Western NSW Local Health District (WNSWLHD) would like to remind people to look after their mental health, especially in the wake of a natural disaster.
People should also be mindful of family members and loved ones during this difficult time, and are encouraged to reach out to others, especially if they have not heard from them in some time.
WNSWLHD Rural Adversity Mental Health Program (RAMHP) Consultant, Di Gill said people should take care of their health and wellbeing, especially following a natural disaster.
“Natural disasters like flooding can really impact people’s mental health, and we urge everyone in central western NSW in flood-affected areas to make sure they look after themselves, their families and their communities,” she explained.
“Spending time with family and friends and accepting help when it is offered are some of the ways people can look after their mental health during a time of crisis.
“Understand that you are not alone in your experience, and try to get back into your routine, including your eating, sleeping and exercise regimes can keep you mentally and physically healthy during difficult times.”
WNSWLHD is encouraging people to reach out to family, friends and loved ones during this difficult time, and to seek professional assistance when the level of distress feels too high.
“When emotional reactions last longer than usual, when distress interferes with the ability to participate in day to day activities and when you experience withdrawal from relationships or feel overwhelmed or panicked for no apparent reason, you should seek assistance,” Ms Gill said.
“Excessive guilt, loss of interest in the future and thoughts of self-harm and/or suicide, are all signs to reach out for help.
“It is okay to ask for help, and there is nothing wrong with reaching out when things get too difficult, especially in this time of natural disaster.”

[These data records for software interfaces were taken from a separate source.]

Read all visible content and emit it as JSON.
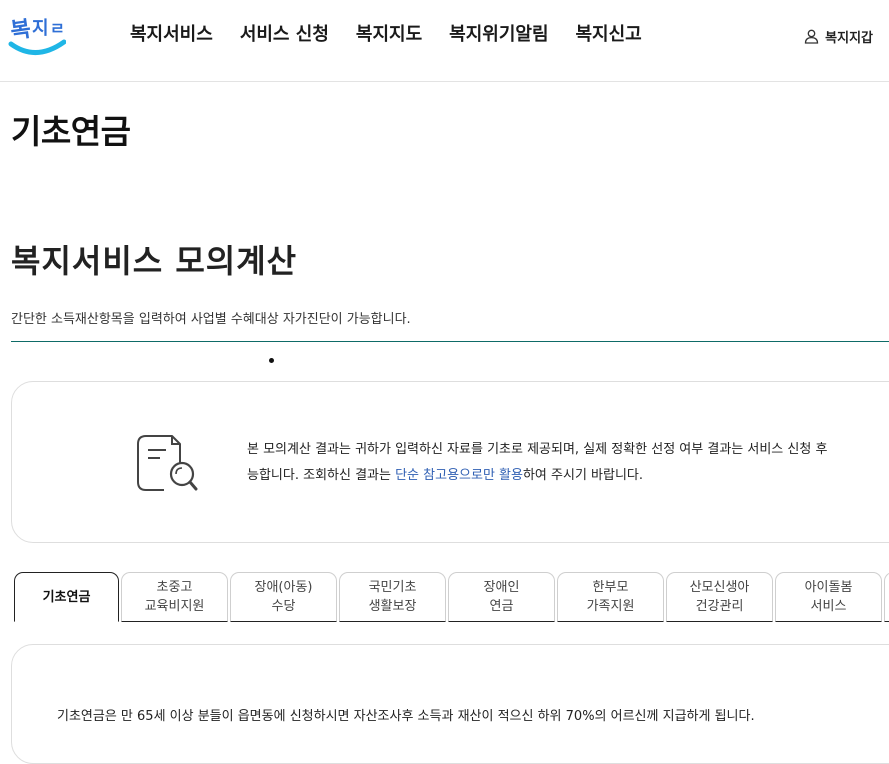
{
  "header": {
    "logo_text": "복지로",
    "nav": [
      "복지서비스",
      "서비스 신청",
      "복지지도",
      "복지위기알림",
      "복지신고"
    ],
    "wallet_label": "복지지갑"
  },
  "page_title": "기초연금",
  "section": {
    "title": "복지서비스 모의계산",
    "intro": "간단한 소득재산항목을 입력하여 사업별 수혜대상 자가진단이 가능합니다."
  },
  "notice": {
    "icon": "document-search-icon",
    "line1": "본 모의계산 결과는 귀하가 입력하신 자료를 기초로 제공되며, 실제 정확한 선정 여부 결과는 서비스 신청 후",
    "line2_pre": "능합니다. 조회하신 결과는 ",
    "line2_highlight": "단순 참고용으로만 활용",
    "line2_post": "하여 주시기 바랍니다."
  },
  "tabs": [
    {
      "label": "기초연금",
      "active": true
    },
    {
      "label": "초중고\n교육비지원",
      "active": false
    },
    {
      "label": "장애(아동)\n수당",
      "active": false
    },
    {
      "label": "국민기초\n생활보장",
      "active": false
    },
    {
      "label": "장애인\n연금",
      "active": false
    },
    {
      "label": "한부모\n가족지원",
      "active": false
    },
    {
      "label": "산모신생아\n건강관리",
      "active": false
    },
    {
      "label": "아이돌봄\n서비스",
      "active": false
    }
  ],
  "content": {
    "text": "기초연금은 만 65세 이상 분들이 읍면동에 신청하시면 자산조사후 소득과 재산이 적으신 하위 70%의 어르신께 지급하게 됩니다."
  },
  "colors": {
    "brand_blue": "#2f6fd6",
    "brand_cyan": "#1fb6e6",
    "divider_teal": "#0e6b67",
    "highlight_blue": "#2f5fb3"
  }
}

People seeking assistance during these difficult times of flooding, or at any time, should ring the Mental Health Line on 1800 011 511 or Lifeline on 13 11 14. For any assistance or questions about RAMHP, please visit the website https://ramhp.com.au/.

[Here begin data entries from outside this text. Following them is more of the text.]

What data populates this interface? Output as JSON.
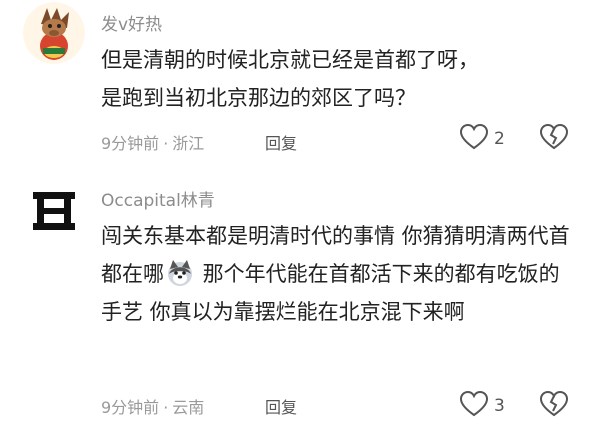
{
  "comments": [
    {
      "username": "发v好热",
      "lines": [
        "但是清朝的时候北京就已经是首都了呀，",
        "是跑到当初北京那边的郊区了吗？"
      ],
      "time": "9分钟前",
      "location": "浙江",
      "reply_label": "回复",
      "likes": "2",
      "avatar_icon": "horse-avatar-icon"
    },
    {
      "username": "Occapital林青",
      "text_a": "闯关东基本都是明清时代的事情 你猜猜明清两代首都在哪",
      "text_b": " 那个年代能在首都活下来的都有吃饭的手艺 你真以为靠摆烂能在北京混下来啊",
      "time": "9分钟前",
      "location": "云南",
      "reply_label": "回复",
      "likes": "3",
      "avatar_icon": "h-logo-avatar-icon",
      "emoji": "husky-dog-emoji"
    }
  ],
  "separator": "·"
}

By Melissa Blewitt
Kevin Read has a passion for community policing.
The Condobolin man is an Aboriginal Community Liaison Officer with the Lachlan Local Area Command.

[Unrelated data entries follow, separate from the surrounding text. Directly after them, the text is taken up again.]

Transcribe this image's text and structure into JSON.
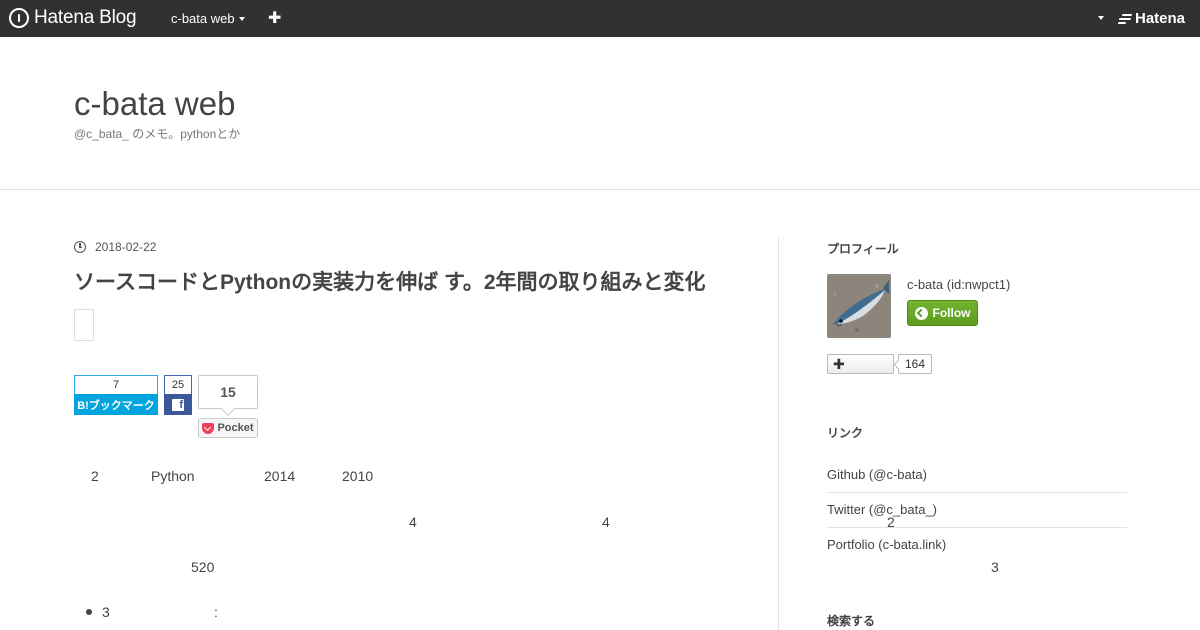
{
  "globalheader": {
    "logo_text": "Hatena Blog",
    "blog_switch_label": "c-bata web",
    "add_label": "✚",
    "brand_text": "Hatena"
  },
  "blog": {
    "title": "c-bata web",
    "description": "@c_bata_ のメモ。pythonとか"
  },
  "entry": {
    "date": "2018-02-22",
    "title": "ソースコードとPythonの実装力を伸ば す。2年間の取り組みと変化",
    "share": {
      "hatena_count": "7",
      "hatena_label": "B!ブックマーク",
      "facebook_count": "25",
      "facebook_icon": "f",
      "pocket_count": "15",
      "pocket_label": "Pocket"
    },
    "body_fragments": {
      "p1_a": "2",
      "p1_b": "Python",
      "p1_c": "2014",
      "p1_d": "2010",
      "p2_a": "4",
      "p2_b": "4",
      "p3_a": "520",
      "li_a": "3",
      "li_b": ":"
    }
  },
  "sidebar": {
    "profile_heading": "プロフィール",
    "user_name": "c-bata (id:nwpct1)",
    "follow_label": "Follow",
    "subscribe_label": "✚",
    "subscriber_count": "164",
    "links_heading": "リンク",
    "links": [
      "Github (@c-bata)",
      "Twitter (@c_bata_)",
      "Portfolio (c-bata.link)"
    ],
    "overlap_fragments": {
      "a": "2",
      "b": "3"
    },
    "search_heading": "検索する"
  }
}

His dedication and committment has seen him named as a finalist in two categories in the prestigious Rotary Police Officer of the Year Awards – Employee of the Year and IJ Community-based Policing Award (Unsworn).
From the Murrin Bridge Mission near Lake Cargelligo in the west to Peak Hill in the north and Forbes in the south, Kevin regularly travels up to 4,000 kilometres a month to attend community meetings and events.
Through calm negotiation, Kevin has often brought about peaceful resolution to situations, avoiding the need for arrests and protracted “man hunts.”
He has been at the forefront of Aboriginal youth diversion initiatives such as “Backtrack” and is a prominent supporter of the highly successful iProwd indigenous recruitment program.
The category winners and overall Police Officer of the Year will be announced at a special dinner on Friday, 4 November.
By Melissa Blewitt
Chamen’s Supa IGA has embraced giving back to locals, with their Community Chest donations, benefitting the Condobolin Amateur Pistol Club and the Condobolin branch of Can Assist.
The funds are raised a number of ways but mostly throught the purchase of products with an IGA Community Chest logo on the label.
Each organisation received a cheque for $4050.37.
Store Manager for Chamen’s Supa IGA, Christian Dagorne, was on hand to prtesent the cheques to Magaret Baxter (representing the Condobolin Amateur Pistol Club) and Laura Tickle (Representing Condobolin branch of Can Assist).
“We are very fortunate and grateful to be chosen as a recipient this year,” Mrs Baxter said.
“We will use these funds to help add to our solar power, make improvements to our Club by rebuilding our ranges and purchasing more pistols for members to use.
Our Club has grown in numbers from around 15 to 40 now, and our junior numbers are around 11. This donation will certainly be put to good use.”
Laura Tickle said she was very thankful to be receiving such a generous amount.
“It is wonderful to receive this donation, which will help us to continue to help residents and their familes who are affected by cancer,” she stated.